• **How to complete this task**: Using the word "partial" as the filter, copy each matching line from the records.

==========

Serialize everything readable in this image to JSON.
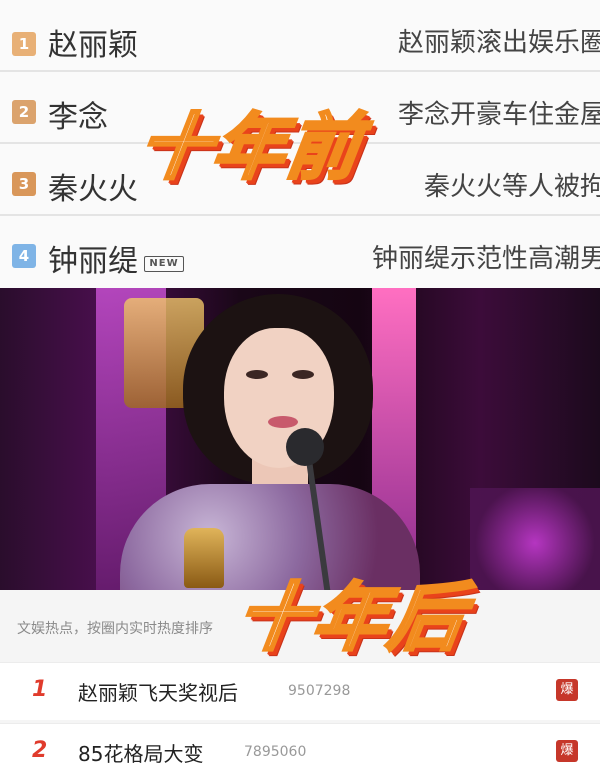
{
  "old_list": {
    "items": [
      {
        "rank": "1",
        "name": "赵丽颖",
        "headline": "赵丽颖滚出娱乐圈"
      },
      {
        "rank": "2",
        "name": "李念",
        "headline": "李念开豪车住金屋"
      },
      {
        "rank": "3",
        "name": "秦火火",
        "headline": "秦火火等人被拘"
      },
      {
        "rank": "4",
        "name": "钟丽缇",
        "headline": "钟丽缇示范性高潮男",
        "badge": "NEW"
      }
    ]
  },
  "captions": {
    "top": "十年前",
    "bottom": "十年后"
  },
  "new_list": {
    "section_title": "文娱热点，按圈内实时热度排序",
    "items": [
      {
        "rank": "1",
        "title": "赵丽颖飞天奖视后",
        "heat": "9507298",
        "badge": "爆"
      },
      {
        "rank": "2",
        "title": "85花格局大变",
        "heat": "7895060",
        "badge": "爆"
      }
    ]
  },
  "colors": {
    "rank_1": "#e8b076",
    "rank_2": "#dba36d",
    "rank_3": "#d9975a",
    "rank_4": "#7fb4e6",
    "hot_rank": "#e03b2c",
    "hot_badge": "#c6372a",
    "caption_fill": "#ffffff",
    "caption_stroke": "#f28b1e",
    "caption_shadow": "#e9431b"
  }
}
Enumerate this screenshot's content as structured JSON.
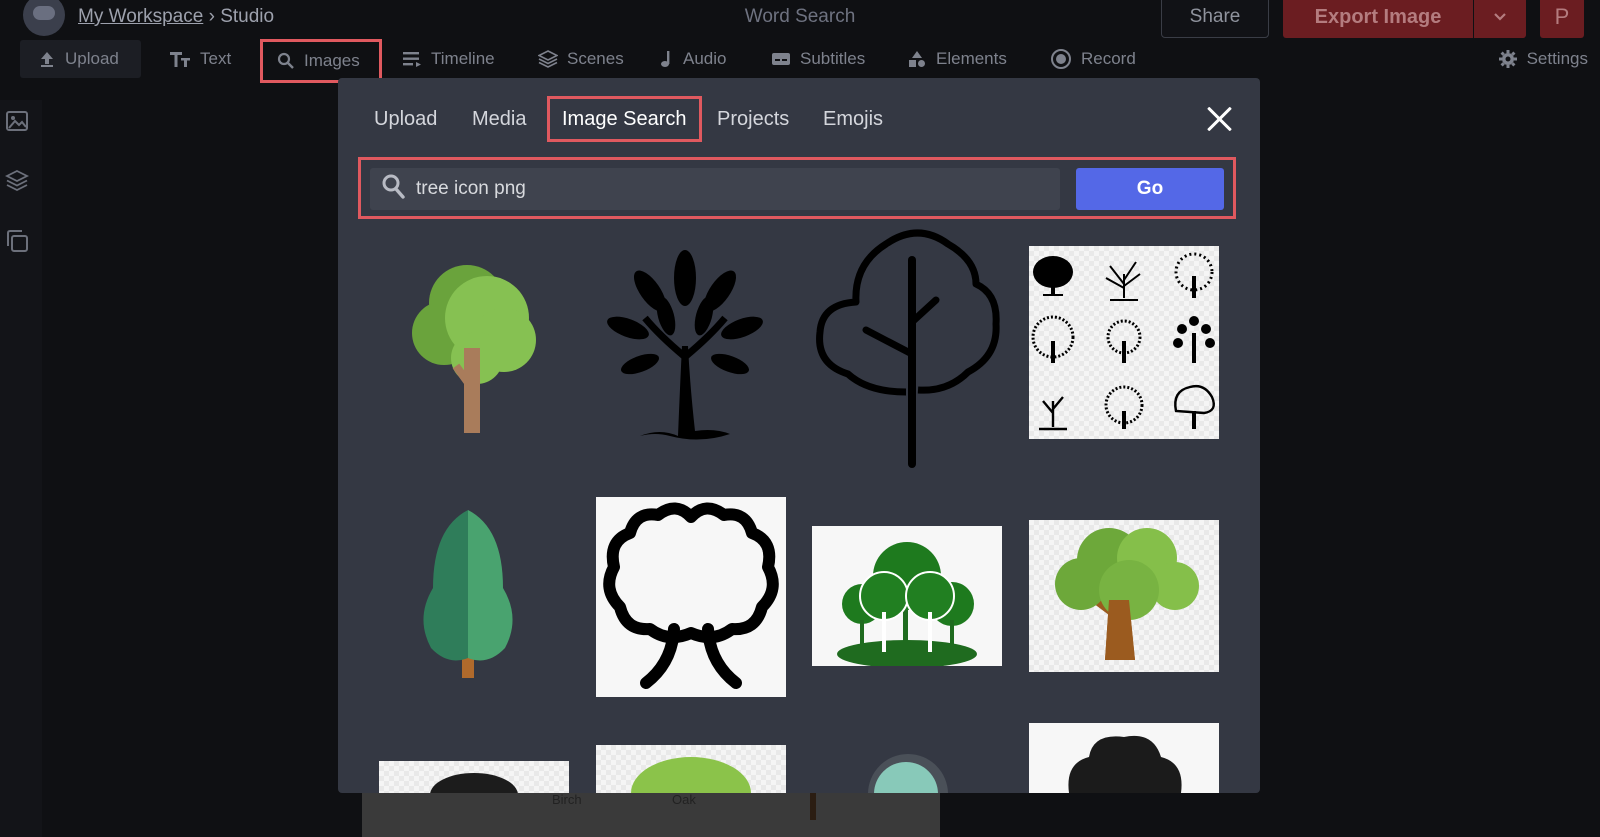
{
  "header": {
    "workspace_link": "My Workspace",
    "separator": "›",
    "current": "Studio",
    "doc_title": "Word Search",
    "share_label": "Share",
    "export_label": "Export Image",
    "user_initial": "P"
  },
  "toolbar": {
    "items": [
      {
        "label": "Upload",
        "icon": "upload-icon"
      },
      {
        "label": "Text",
        "icon": "text-icon"
      },
      {
        "label": "Images",
        "icon": "search-icon"
      },
      {
        "label": "Timeline",
        "icon": "timeline-icon"
      },
      {
        "label": "Scenes",
        "icon": "layers-icon"
      },
      {
        "label": "Audio",
        "icon": "music-note-icon"
      },
      {
        "label": "Subtitles",
        "icon": "subtitles-icon"
      },
      {
        "label": "Elements",
        "icon": "shapes-icon"
      },
      {
        "label": "Record",
        "icon": "record-icon"
      }
    ],
    "settings_label": "Settings"
  },
  "canvas_peek": {
    "labels": [
      "Birch",
      "Oak"
    ]
  },
  "modal": {
    "tabs": [
      "Upload",
      "Media",
      "Image Search",
      "Projects",
      "Emojis"
    ],
    "active_tab": "Image Search",
    "search": {
      "value": "tree icon png",
      "go_label": "Go"
    },
    "results": [
      {
        "icon": "cartoon-green-tree"
      },
      {
        "icon": "black-tree-silhouette"
      },
      {
        "icon": "outline-tree"
      },
      {
        "icon": "tree-silhouette-set"
      },
      {
        "icon": "flat-cypress-tree"
      },
      {
        "icon": "oak-outline-tree"
      },
      {
        "icon": "green-forest-trees"
      },
      {
        "icon": "flat-oak-tree"
      },
      {
        "icon": "partial-dark-tree"
      },
      {
        "icon": "partial-green-bush"
      },
      {
        "icon": "partial-teal-round-tree"
      },
      {
        "icon": "partial-black-tree"
      }
    ]
  },
  "colors": {
    "highlight": "#e0595f",
    "go_button": "#5468e7",
    "modal_bg": "#343843",
    "export_button": "#6b1d21"
  }
}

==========

• **Result**:
        "icon": "partial-dark-tree"
        "icon": "partial-green-bush"
        "icon": "partial-teal-round-tree"
        "icon": "partial-black-tree"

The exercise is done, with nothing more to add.